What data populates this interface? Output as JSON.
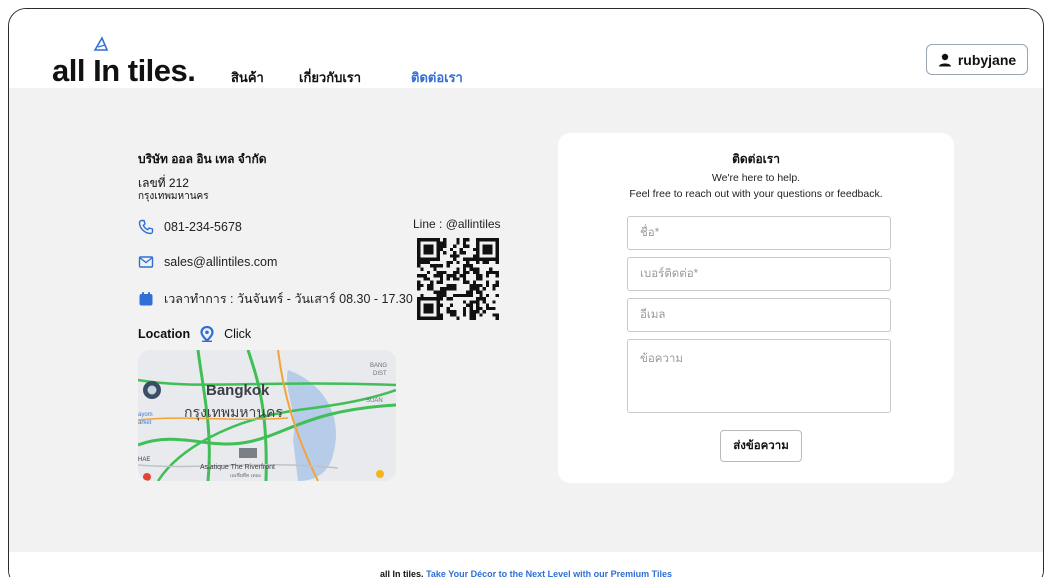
{
  "header": {
    "logo_text": "all In tiles.",
    "nav": [
      {
        "label": "สินค้า"
      },
      {
        "label": "เกี่ยวกับเรา"
      },
      {
        "label": "ติดต่อเรา",
        "active": true
      }
    ],
    "user": {
      "name": "rubyjane",
      "icon": "user-icon"
    }
  },
  "contact": {
    "company": "บริษัท ออล อิน เทล จำกัด",
    "address_line1": "เลขที่ 212",
    "address_line2": "กรุงเทพมหานคร",
    "phone": "081-234-5678",
    "email": "sales@allintiles.com",
    "hours": "เวลาทำการ :  วันจันทร์ - วันเสาร์  08.30 - 17.30",
    "line": "Line : @allintiles",
    "location_label": "Location",
    "location_link": "Click",
    "accent_color": "#2f6fd6"
  },
  "map": {
    "labels": [
      "Bangkok",
      "กรุงเทพมหานคร",
      "Asiatique The Riverfront",
      "เอเชียทีค เดอะ",
      "BANG",
      "DIST",
      "SUAN",
      "ayom",
      "arket",
      "HAE"
    ]
  },
  "form": {
    "title": "ติดต่อเรา",
    "subtitle1": "We're here to help.",
    "subtitle2": "Feel free to reach out with your questions or feedback.",
    "name_placeholder": "ชื่อ*",
    "phone_placeholder": "เบอร์ติดต่อ*",
    "email_placeholder": "อีเมล",
    "message_placeholder": "ข้อความ",
    "submit_label": "ส่งข้อความ"
  },
  "footer": {
    "brand": "all In tiles.",
    "tagline": "Take Your Décor to the Next Level with our Premium Tiles"
  }
}
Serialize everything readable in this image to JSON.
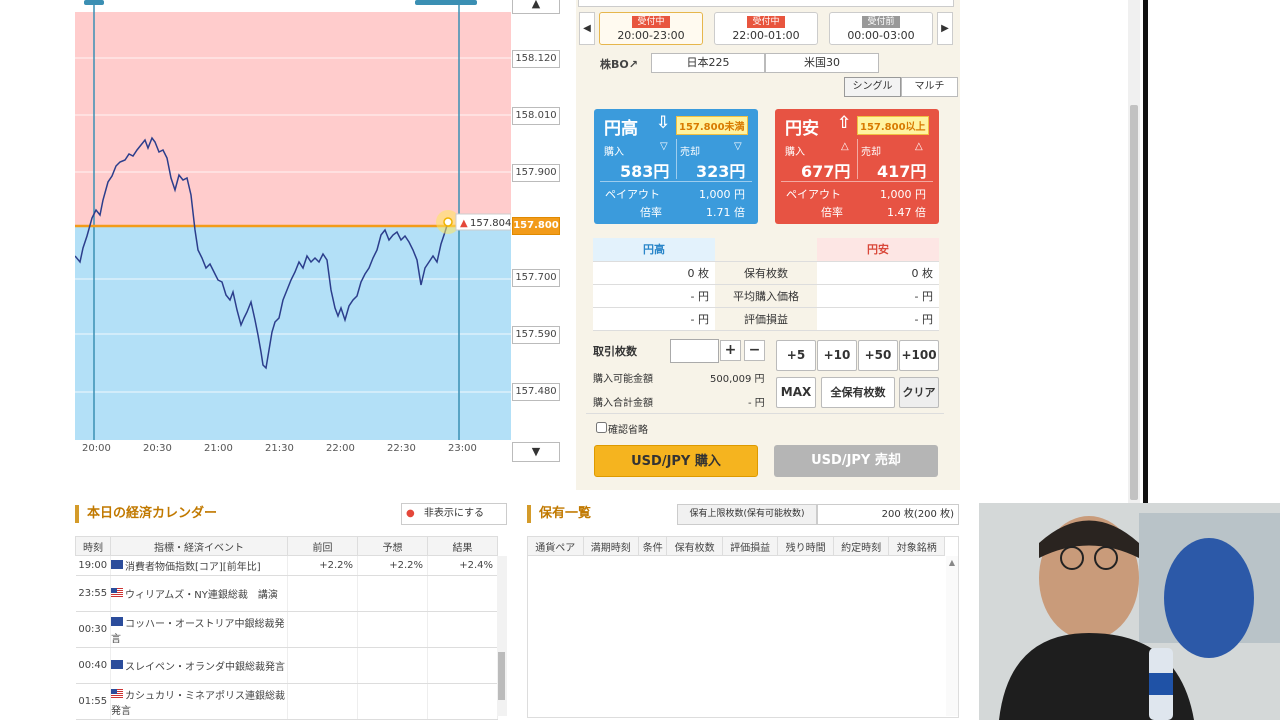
{
  "chart": {
    "price_labels": [
      "158.120",
      "158.010",
      "157.900",
      "157.800",
      "157.700",
      "157.590",
      "157.480"
    ],
    "current_price_label": "157.800",
    "marker_price": "157.804",
    "time_labels": [
      "20:00",
      "20:30",
      "21:00",
      "21:30",
      "22:00",
      "22:30",
      "23:00"
    ],
    "scroll_up": "▲",
    "scroll_down": "▼",
    "colors": {
      "upper_zone": "#ffcccc",
      "lower_zone": "#b3e0f7",
      "line": "#2c3e8c",
      "strike": "#f29b1a"
    }
  },
  "periods": {
    "prev": "◀",
    "next": "▶",
    "tabs": [
      {
        "badge": "受付中",
        "time": "20:00-23:00"
      },
      {
        "badge": "受付中",
        "time": "22:00-01:00"
      },
      {
        "badge": "受付前",
        "time": "00:00-03:00"
      }
    ]
  },
  "stock_bo": {
    "label": "株BO↗",
    "options": [
      "日本225",
      "米国30"
    ]
  },
  "mode": {
    "single": "シングル",
    "multi": "マルチ"
  },
  "yen_high": {
    "title": "円高",
    "arrow": "⇩",
    "condition": "157.800未満",
    "buy_label": "購入",
    "buy_price": "583円",
    "sell_label": "売却",
    "sell_price": "323円",
    "payout_label": "ペイアウト",
    "payout": "1,000 円",
    "rate_label": "倍率",
    "rate": "1.71 倍"
  },
  "yen_low": {
    "title": "円安",
    "arrow": "⇧",
    "condition": "157.800以上",
    "buy_label": "購入",
    "buy_price": "677円",
    "sell_label": "売却",
    "sell_price": "417円",
    "payout_label": "ペイアウト",
    "payout": "1,000 円",
    "rate_label": "倍率",
    "rate": "1.47 倍"
  },
  "positions": {
    "header_high": "円高",
    "header_low": "円安",
    "rows": [
      {
        "label": "保有枚数",
        "high": "0 枚",
        "low": "0 枚"
      },
      {
        "label": "平均購入価格",
        "high": "- 円",
        "low": "- 円"
      },
      {
        "label": "評価損益",
        "high": "- 円",
        "low": "- 円"
      }
    ]
  },
  "order": {
    "qty_label": "取引枚数",
    "plus": "+",
    "minus": "−",
    "quick": [
      "+5",
      "+10",
      "+50",
      "+100"
    ],
    "max": "MAX",
    "all_holdings": "全保有枚数",
    "clear": "クリア",
    "available_label": "購入可能金額",
    "available": "500,009 円",
    "total_label": "購入合計金額",
    "total": "- 円",
    "skip_confirm": "確認省略",
    "buy_button": "USD/JPY 購入",
    "sell_button": "USD/JPY 売却"
  },
  "calendar": {
    "title": "本日の経済カレンダー",
    "hide_button": "非表示にする",
    "columns": [
      "時刻",
      "指標・経済イベント",
      "前回",
      "予想",
      "結果"
    ],
    "rows": [
      {
        "time": "19:00",
        "flag": "eu",
        "event": "消費者物価指数[コア][前年比]",
        "prev": "+2.2%",
        "forecast": "+2.2%",
        "result": "+2.4%"
      },
      {
        "time": "23:55",
        "flag": "us",
        "event": "ウィリアムズ・NY連銀総裁　講演",
        "prev": "",
        "forecast": "",
        "result": ""
      },
      {
        "time": "00:30",
        "flag": "eu",
        "event": "コッハー・オーストリア中銀総裁発言",
        "prev": "",
        "forecast": "",
        "result": ""
      },
      {
        "time": "00:40",
        "flag": "eu",
        "event": "スレイペン・オランダ中銀総裁発言",
        "prev": "",
        "forecast": "",
        "result": ""
      },
      {
        "time": "01:55",
        "flag": "us",
        "event": "カシュカリ・ミネアポリス連銀総裁　発言",
        "prev": "",
        "forecast": "",
        "result": ""
      }
    ]
  },
  "holdings": {
    "title": "保有一覧",
    "limit_label": "保有上限枚数(保有可能枚数)",
    "limit_value": "200 枚(200 枚)",
    "columns": [
      "通貨ペア",
      "満期時刻",
      "条件",
      "保有枚数",
      "評価損益",
      "残り時間",
      "約定時刻",
      "対象銘柄"
    ]
  }
}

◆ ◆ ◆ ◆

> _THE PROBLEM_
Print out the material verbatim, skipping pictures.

> _OUTPUT OF THE TASK_
What data populates this interface? Output as JSON.
{
  "header": {
    "logo_text": "all In tiles.",
    "nav": [
      {
        "label": "สินค้า"
      },
      {
        "label": "เกี่ยวกับเรา"
      },
      {
        "label": "ติดต่อเรา",
        "active": true
      }
    ],
    "user": {
      "name": "rubyjane",
      "icon": "user-icon"
    }
  },
  "contact": {
    "company": "บริษัท ออล อิน เทล จำกัด",
    "address_line1": "เลขที่ 212",
    "address_line2": "กรุงเทพมหานคร",
    "phone": "081-234-5678",
    "email": "sales@allintiles.com",
    "hours": "เวลาทำการ :  วันจันทร์ - วันเสาร์  08.30 - 17.30",
    "line": "Line : @allintiles",
    "location_label": "Location",
    "location_link": "Click",
    "accent_color": "#2f6fd6"
  },
  "map": {
    "labels": [
      "Bangkok",
      "กรุงเทพมหานคร",
      "Asiatique The Riverfront",
      "เอเชียทีค เดอะ",
      "BANG",
      "DIST",
      "SUAN",
      "ayom",
      "arket",
      "HAE"
    ]
  },
  "form": {
    "title": "ติดต่อเรา",
    "subtitle1": "We're here to help.",
    "subtitle2": "Feel free to reach out with your questions or feedback.",
    "name_placeholder": "ชื่อ*",
    "phone_placeholder": "เบอร์ติดต่อ*",
    "email_placeholder": "อีเมล",
    "message_placeholder": "ข้อความ",
    "submit_label": "ส่งข้อความ"
  },
  "footer": {
    "brand": "all In tiles.",
    "tagline": "Take Your Décor to the Next Level with our Premium Tiles"
  }
}
Serialize everything readable in this image to JSON.
{
  "chart": {
    "price_labels": [
      "158.120",
      "158.010",
      "157.900",
      "157.800",
      "157.700",
      "157.590",
      "157.480"
    ],
    "current_price_label": "157.800",
    "marker_price": "157.804",
    "time_labels": [
      "20:00",
      "20:30",
      "21:00",
      "21:30",
      "22:00",
      "22:30",
      "23:00"
    ],
    "scroll_up": "▲",
    "scroll_down": "▼",
    "colors": {
      "upper_zone": "#ffcccc",
      "lower_zone": "#b3e0f7",
      "line": "#2c3e8c",
      "strike": "#f29b1a"
    }
  },
  "periods": {
    "prev": "◀",
    "next": "▶",
    "tabs": [
      {
        "badge": "受付中",
        "time": "20:00-23:00"
      },
      {
        "badge": "受付中",
        "time": "22:00-01:00"
      },
      {
        "badge": "受付前",
        "time": "00:00-03:00"
      }
    ]
  },
  "stock_bo": {
    "label": "株BO↗",
    "options": [
      "日本225",
      "米国30"
    ]
  },
  "mode": {
    "single": "シングル",
    "multi": "マルチ"
  },
  "yen_high": {
    "title": "円高",
    "arrow": "⇩",
    "condition": "157.800未満",
    "buy_label": "購入",
    "buy_price": "583円",
    "sell_label": "売却",
    "sell_price": "323円",
    "payout_label": "ペイアウト",
    "payout": "1,000 円",
    "rate_label": "倍率",
    "rate": "1.71 倍"
  },
  "yen_low": {
    "title": "円安",
    "arrow": "⇧",
    "condition": "157.800以上",
    "buy_label": "購入",
    "buy_price": "677円",
    "sell_label": "売却",
    "sell_price": "417円",
    "payout_label": "ペイアウト",
    "payout": "1,000 円",
    "rate_label": "倍率",
    "rate": "1.47 倍"
  },
  "positions": {
    "header_high": "円高",
    "header_low": "円安",
    "rows": [
      {
        "label": "保有枚数",
        "high": "0 枚",
        "low": "0 枚"
      },
      {
        "label": "平均購入価格",
        "high": "- 円",
        "low": "- 円"
      },
      {
        "label": "評価損益",
        "high": "- 円",
        "low": "- 円"
      }
    ]
  },
  "order": {
    "qty_label": "取引枚数",
    "plus": "+",
    "minus": "−",
    "quick": [
      "+5",
      "+10",
      "+50",
      "+100"
    ],
    "max": "MAX",
    "all_holdings": "全保有枚数",
    "clear": "クリア",
    "available_label": "購入可能金額",
    "available": "500,009 円",
    "total_label": "購入合計金額",
    "total": "- 円",
    "skip_confirm": "確認省略",
    "buy_button": "USD/JPY 購入",
    "sell_button": "USD/JPY 売却"
  },
  "calendar": {
    "title": "本日の経済カレンダー",
    "hide_button": "非表示にする",
    "columns": [
      "時刻",
      "指標・経済イベント",
      "前回",
      "予想",
      "結果"
    ],
    "rows": [
      {
        "time": "19:00",
        "flag": "eu",
        "event": "消費者物価指数[コア][前年比]",
        "prev": "+2.2%",
        "forecast": "+2.2%",
        "result": "+2.4%"
      },
      {
        "time": "23:55",
        "flag": "us",
        "event": "ウィリアムズ・NY連銀総裁　講演",
        "prev": "",
        "forecast": "",
        "result": ""
      },
      {
        "time": "00:30",
        "flag": "eu",
        "event": "コッハー・オーストリア中銀総裁発言",
        "prev": "",
        "forecast": "",
        "result": ""
      },
      {
        "time": "00:40",
        "flag": "eu",
        "event": "スレイペン・オランダ中銀総裁発言",
        "prev": "",
        "forecast": "",
        "result": ""
      },
      {
        "time": "01:55",
        "flag": "us",
        "event": "カシュカリ・ミネアポリス連銀総裁　発言",
        "prev": "",
        "forecast": "",
        "result": ""
      }
    ]
  },
  "holdings": {
    "title": "保有一覧",
    "limit_label": "保有上限枚数(保有可能枚数)",
    "limit_value": "200 枚(200 枚)",
    "columns": [
      "通貨ペア",
      "満期時刻",
      "条件",
      "保有枚数",
      "評価損益",
      "残り時間",
      "約定時刻",
      "対象銘柄"
    ]
  }
}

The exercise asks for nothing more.